Each line of the data below that includes the string "package" must be copied.

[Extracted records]
Start of Block
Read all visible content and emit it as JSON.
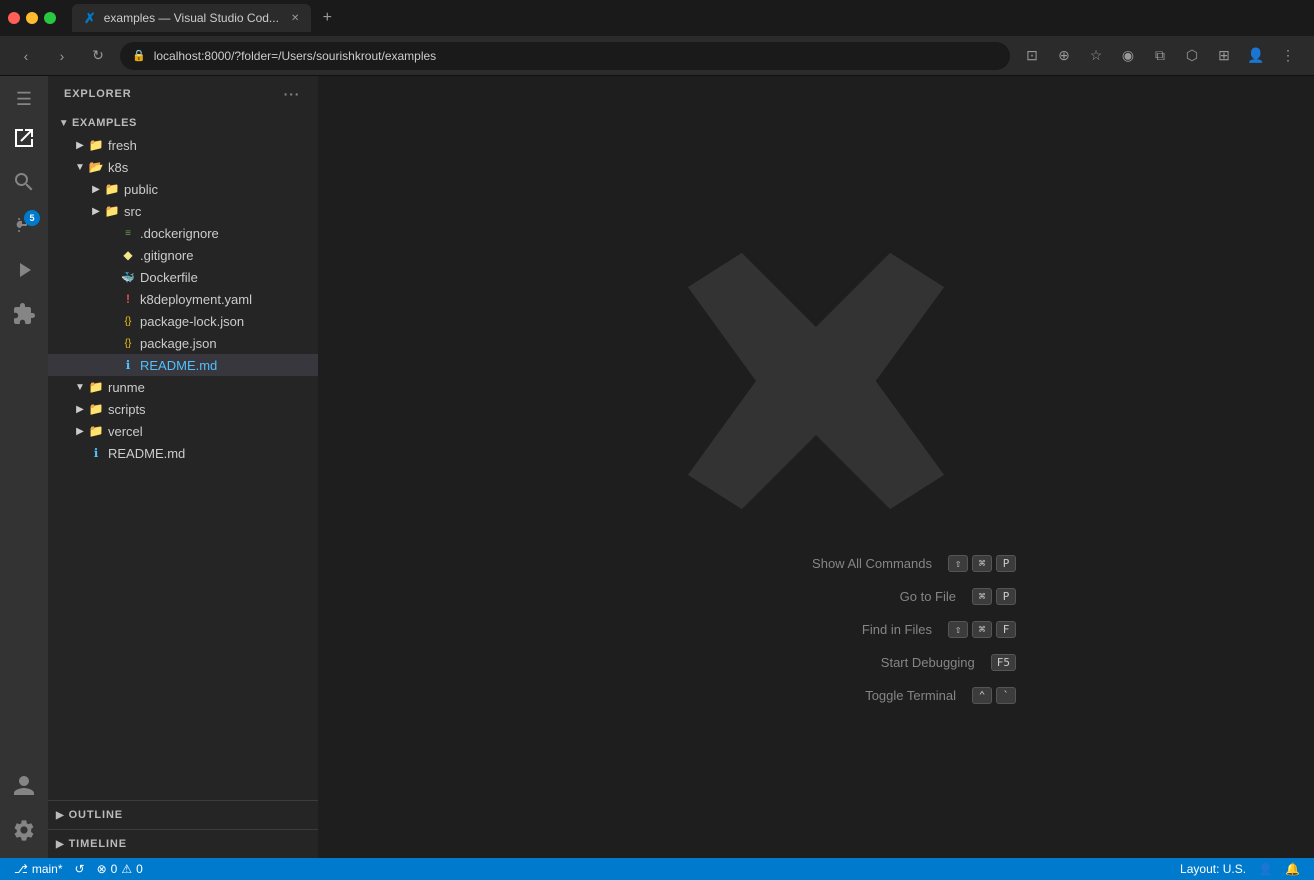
{
  "browser": {
    "tab_title": "examples — Visual Studio Cod...",
    "tab_icon": "✗",
    "address": "localhost:8000/?folder=/Users/sourishkrout/examples",
    "new_tab_label": "+"
  },
  "vscode": {
    "explorer_title": "EXPLORER",
    "explorer_more": "···",
    "root_folder": "EXAMPLES",
    "hamburger_icon": "☰",
    "tree_items": [
      {
        "id": "fresh",
        "label": "fresh",
        "type": "folder",
        "indent": 1,
        "collapsed": true,
        "arrow": "▶"
      },
      {
        "id": "k8s",
        "label": "k8s",
        "type": "folder",
        "indent": 1,
        "collapsed": false,
        "arrow": "▼"
      },
      {
        "id": "public",
        "label": "public",
        "type": "folder",
        "indent": 2,
        "collapsed": true,
        "arrow": "▶"
      },
      {
        "id": "src",
        "label": "src",
        "type": "folder",
        "indent": 2,
        "collapsed": true,
        "arrow": "▶"
      },
      {
        "id": "dockerignore",
        "label": ".dockerignore",
        "type": "file",
        "indent": 2,
        "icon_color": "#6b9955",
        "icon": "≡"
      },
      {
        "id": "gitignore",
        "label": ".gitignore",
        "type": "file",
        "indent": 2,
        "icon_color": "#f0e68c",
        "icon": "◆"
      },
      {
        "id": "dockerfile",
        "label": "Dockerfile",
        "type": "file",
        "indent": 2,
        "icon_color": "#1ba1e2",
        "icon": "🐳"
      },
      {
        "id": "k8deployment",
        "label": "k8deployment.yaml",
        "type": "file",
        "indent": 2,
        "icon_color": "#e44c4e",
        "icon": "!"
      },
      {
        "id": "pkglock",
        "label": "package-lock.json",
        "type": "file",
        "indent": 2,
        "icon_color": "#f1c40f",
        "icon": "{}"
      },
      {
        "id": "pkg",
        "label": "package.json",
        "type": "file",
        "indent": 2,
        "icon_color": "#f1c40f",
        "icon": "{}"
      },
      {
        "id": "readme_k8s",
        "label": "README.md",
        "type": "file",
        "indent": 2,
        "icon_color": "#4fc1ff",
        "icon": "ℹ",
        "active": true
      },
      {
        "id": "runme",
        "label": "runme",
        "type": "folder",
        "indent": 1,
        "collapsed": true,
        "arrow": "▼"
      },
      {
        "id": "scripts",
        "label": "scripts",
        "type": "folder",
        "indent": 1,
        "collapsed": true,
        "arrow": "▶"
      },
      {
        "id": "vercel",
        "label": "vercel",
        "type": "folder",
        "indent": 1,
        "collapsed": true,
        "arrow": "▶"
      },
      {
        "id": "readme_root",
        "label": "README.md",
        "type": "file",
        "indent": 1,
        "icon_color": "#4fc1ff",
        "icon": "ℹ"
      }
    ],
    "outline_label": "OUTLINE",
    "timeline_label": "TIMELINE",
    "commands": [
      {
        "label": "Show All Commands",
        "keys": [
          "⇧",
          "⌘",
          "P"
        ]
      },
      {
        "label": "Go to File",
        "keys": [
          "⌘",
          "P"
        ]
      },
      {
        "label": "Find in Files",
        "keys": [
          "⇧",
          "⌘",
          "F"
        ]
      },
      {
        "label": "Start Debugging",
        "keys": [
          "F5"
        ]
      },
      {
        "label": "Toggle Terminal",
        "keys": [
          "⌃",
          "`"
        ]
      }
    ],
    "status_bar": {
      "branch_icon": "⎇",
      "branch_name": "main*",
      "sync_icon": "↺",
      "error_icon": "⊗",
      "error_count": "0",
      "warning_icon": "⚠",
      "warning_count": "0",
      "layout_label": "Layout: U.S.",
      "notification_icon": "🔔"
    },
    "source_control_badge": "5"
  }
}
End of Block
[Result of this exercise]
        "label": "package-lock.json",
        "label": "package.json",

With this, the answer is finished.